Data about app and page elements
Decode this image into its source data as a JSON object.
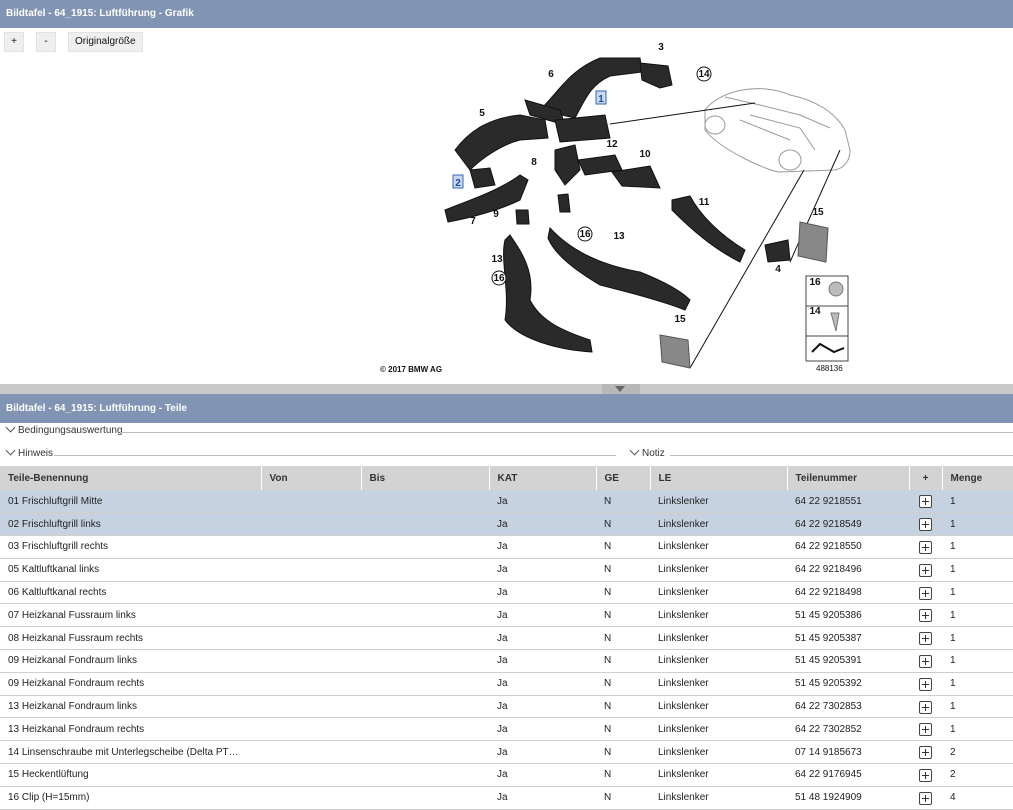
{
  "graphic_panel": {
    "title": "Bildtafel - 64_1915: Luftführung - Grafik",
    "zoom_in_label": "+",
    "zoom_out_label": "-",
    "original_size_label": "Originalgröße",
    "copyright": "© 2017 BMW AG",
    "image_number": "488136",
    "callouts": [
      "1",
      "2",
      "3",
      "4",
      "5",
      "6",
      "7",
      "8",
      "9",
      "10",
      "11",
      "12",
      "13",
      "13",
      "14",
      "15",
      "15",
      "16",
      "16"
    ],
    "legend_callouts": [
      "16",
      "14"
    ]
  },
  "parts_panel": {
    "title": "Bildtafel - 64_1915: Luftführung - Teile",
    "conditions_label": "Bedingungsauswertung",
    "hint_label": "Hinweis",
    "note_label": "Notiz",
    "columns": [
      "Teile-Benennung",
      "Von",
      "Bis",
      "KAT",
      "GE",
      "LE",
      "Teilenummer",
      "+",
      "Menge"
    ],
    "rows": [
      {
        "name": "01 Frischluftgrill Mitte",
        "von": "",
        "bis": "",
        "kat": "Ja",
        "ge": "N",
        "le": "Linkslenker",
        "teilenummer": "64 22 9218551",
        "menge": "1",
        "selected": true
      },
      {
        "name": "02 Frischluftgrill links",
        "von": "",
        "bis": "",
        "kat": "Ja",
        "ge": "N",
        "le": "Linkslenker",
        "teilenummer": "64 22 9218549",
        "menge": "1",
        "selected": true
      },
      {
        "name": "03 Frischluftgrill rechts",
        "von": "",
        "bis": "",
        "kat": "Ja",
        "ge": "N",
        "le": "Linkslenker",
        "teilenummer": "64 22 9218550",
        "menge": "1",
        "selected": false
      },
      {
        "name": "05 Kaltluftkanal links",
        "von": "",
        "bis": "",
        "kat": "Ja",
        "ge": "N",
        "le": "Linkslenker",
        "teilenummer": "64 22 9218496",
        "menge": "1",
        "selected": false
      },
      {
        "name": "06 Kaltluftkanal rechts",
        "von": "",
        "bis": "",
        "kat": "Ja",
        "ge": "N",
        "le": "Linkslenker",
        "teilenummer": "64 22 9218498",
        "menge": "1",
        "selected": false
      },
      {
        "name": "07 Heizkanal Fussraum links",
        "von": "",
        "bis": "",
        "kat": "Ja",
        "ge": "N",
        "le": "Linkslenker",
        "teilenummer": "51 45 9205386",
        "menge": "1",
        "selected": false
      },
      {
        "name": "08 Heizkanal Fussraum rechts",
        "von": "",
        "bis": "",
        "kat": "Ja",
        "ge": "N",
        "le": "Linkslenker",
        "teilenummer": "51 45 9205387",
        "menge": "1",
        "selected": false
      },
      {
        "name": "09 Heizkanal Fondraum links",
        "von": "",
        "bis": "",
        "kat": "Ja",
        "ge": "N",
        "le": "Linkslenker",
        "teilenummer": "51 45 9205391",
        "menge": "1",
        "selected": false
      },
      {
        "name": "09 Heizkanal Fondraum rechts",
        "von": "",
        "bis": "",
        "kat": "Ja",
        "ge": "N",
        "le": "Linkslenker",
        "teilenummer": "51 45 9205392",
        "menge": "1",
        "selected": false
      },
      {
        "name": "13 Heizkanal Fondraum links",
        "von": "",
        "bis": "",
        "kat": "Ja",
        "ge": "N",
        "le": "Linkslenker",
        "teilenummer": "64 22 7302853",
        "menge": "1",
        "selected": false
      },
      {
        "name": "13 Heizkanal Fondraum rechts",
        "von": "",
        "bis": "",
        "kat": "Ja",
        "ge": "N",
        "le": "Linkslenker",
        "teilenummer": "64 22 7302852",
        "menge": "1",
        "selected": false
      },
      {
        "name": "14 Linsenschraube mit Unterlegscheibe (Delta PT…",
        "von": "",
        "bis": "",
        "kat": "Ja",
        "ge": "N",
        "le": "Linkslenker",
        "teilenummer": "07 14 9185673",
        "menge": "2",
        "selected": false
      },
      {
        "name": "15 Heckentlüftung",
        "von": "",
        "bis": "",
        "kat": "Ja",
        "ge": "N",
        "le": "Linkslenker",
        "teilenummer": "64 22 9176945",
        "menge": "2",
        "selected": false
      },
      {
        "name": "16 Clip (H=15mm)",
        "von": "",
        "bis": "",
        "kat": "Ja",
        "ge": "N",
        "le": "Linkslenker",
        "teilenummer": "51 48 1924909",
        "menge": "4",
        "selected": false
      }
    ]
  }
}
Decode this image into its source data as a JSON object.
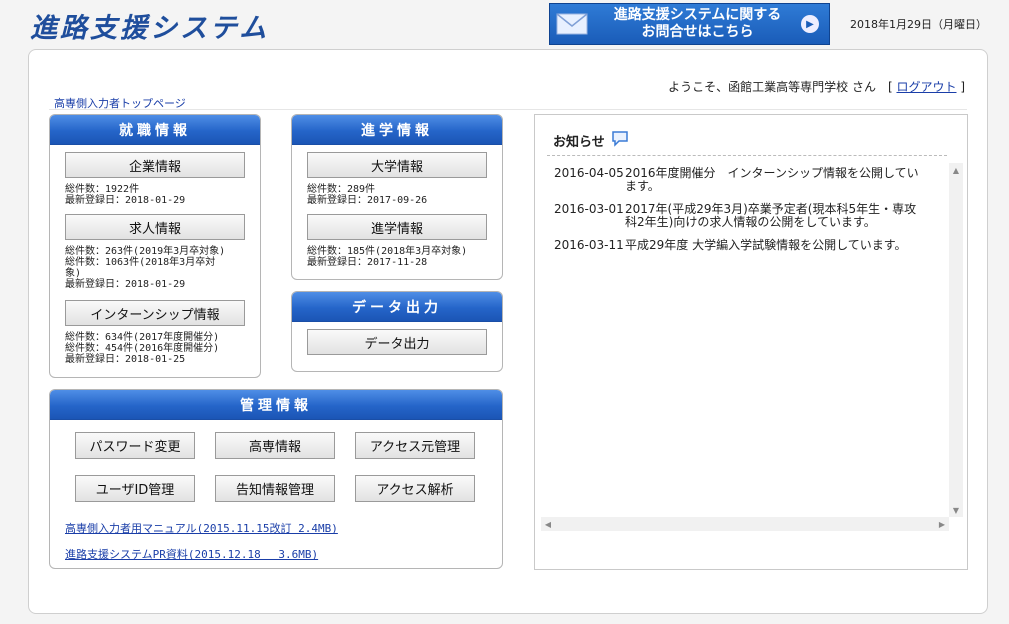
{
  "header": {
    "logo": "進路支援システム",
    "banner_line1": "進路支援システムに関する",
    "banner_line2": "お問合せはこちら",
    "date": "2018年1月29日（月曜日）"
  },
  "welcome": {
    "prefix": "ようこそ、函館工業高等専門学校 さん　[ ",
    "logout": "ログアウト",
    "suffix": " ]"
  },
  "breadcrumb": "高専側入力者トップページ",
  "shushoku": {
    "title": "就職情報",
    "company_btn": "企業情報",
    "company_stat": "総件数：1922件\n最新登録日：2018-01-29",
    "job_btn": "求人情報",
    "job_stat": "総件数：263件(2019年3月卒対象)\n総件数：1063件(2018年3月卒対\n象)\n最新登録日：2018-01-29",
    "intern_btn": "インターンシップ情報",
    "intern_stat": "総件数：634件(2017年度開催分)\n総件数：454件(2016年度開催分)\n最新登録日：2018-01-25"
  },
  "shingaku": {
    "title": "進学情報",
    "univ_btn": "大学情報",
    "univ_stat": "総件数：289件\n最新登録日：2017-09-26",
    "adv_btn": "進学情報",
    "adv_stat": "総件数：185件(2018年3月卒対象)\n最新登録日：2017-11-28"
  },
  "data_out": {
    "title": "データ出力",
    "btn": "データ出力"
  },
  "kanri": {
    "title": "管理情報",
    "buttons": [
      "パスワード変更",
      "高専情報",
      "アクセス元管理",
      "ユーザID管理",
      "告知情報管理",
      "アクセス解析"
    ],
    "manual_link": "高専側入力者用マニュアル(2015.11.15改訂 2.4MB)",
    "pr_link": "進路支援システムPR資料(2015.12.18　 3.6MB)"
  },
  "news": {
    "title": "お知らせ",
    "items": [
      {
        "date": "2016-04-05",
        "text": "2016年度開催分　インターンシップ情報を公開しています。"
      },
      {
        "date": "2016-03-01",
        "text": "2017年(平成29年3月)卒業予定者(現本科5年生・専攻科2年生)向けの求人情報の公開をしています。"
      },
      {
        "date": "2016-03-11",
        "text": "平成29年度 大学編入学試験情報を公開しています。"
      }
    ]
  },
  "icons": {
    "banner": "envelope-icon",
    "news": "speech-bubble-icon"
  }
}
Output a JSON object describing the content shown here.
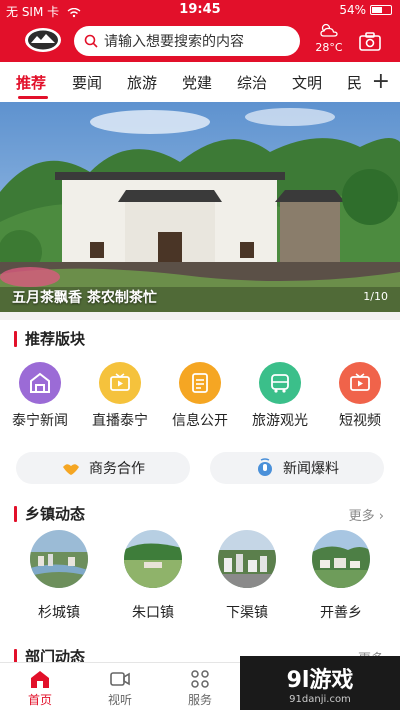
{
  "status": {
    "carrier": "无 SIM 卡",
    "time": "19:45",
    "battery": "54%",
    "battery_level": 0.54
  },
  "header": {
    "search_placeholder": "请输入想要搜索的内容",
    "temperature": "28°C",
    "brand_color": "#e2102a"
  },
  "tabs": [
    "推荐",
    "要闻",
    "旅游",
    "党建",
    "综治",
    "文明",
    "民"
  ],
  "banner": {
    "caption": "五月茶飘香 茶农制茶忙",
    "page": "1/10"
  },
  "recommend": {
    "title": "推荐版块",
    "items": [
      {
        "label": "泰宁新闻",
        "icon": "house-icon",
        "color": "#9b6bd6"
      },
      {
        "label": "直播泰宁",
        "icon": "tv-play-icon",
        "color": "#f5c23c"
      },
      {
        "label": "信息公开",
        "icon": "document-icon",
        "color": "#f5a623"
      },
      {
        "label": "旅游观光",
        "icon": "bus-icon",
        "color": "#3bbf8a"
      },
      {
        "label": "短视频",
        "icon": "video-icon",
        "color": "#f0634a"
      }
    ],
    "pills": [
      {
        "label": "商务合作",
        "icon": "handshake-icon"
      },
      {
        "label": "新闻爆料",
        "icon": "mic-icon"
      }
    ]
  },
  "towns": {
    "title": "乡镇动态",
    "more": "更多",
    "items": [
      {
        "label": "杉城镇"
      },
      {
        "label": "朱口镇"
      },
      {
        "label": "下渠镇"
      },
      {
        "label": "开善乡"
      }
    ]
  },
  "departments": {
    "title": "部门动态",
    "more": "更多"
  },
  "bottom_nav": [
    {
      "label": "首页",
      "icon": "home-icon"
    },
    {
      "label": "视听",
      "icon": "video-camera-icon"
    },
    {
      "label": "服务",
      "icon": "grid-icon"
    }
  ],
  "watermark": {
    "logo": "9l游戏",
    "url": "91danji.com"
  }
}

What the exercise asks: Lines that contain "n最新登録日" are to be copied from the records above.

Solution for this task:
    "company_stat": "総件数：1922件\n最新登録日：2018-01-29",
    "job_stat": "総件数：263件(2019年3月卒対象)\n総件数：1063件(2018年3月卒対\n象)\n最新登録日：2018-01-29",
    "intern_stat": "総件数：634件(2017年度開催分)\n総件数：454件(2016年度開催分)\n最新登録日：2018-01-25"
    "univ_stat": "総件数：289件\n最新登録日：2017-09-26",
    "adv_stat": "総件数：185件(2018年3月卒対象)\n最新登録日：2017-11-28"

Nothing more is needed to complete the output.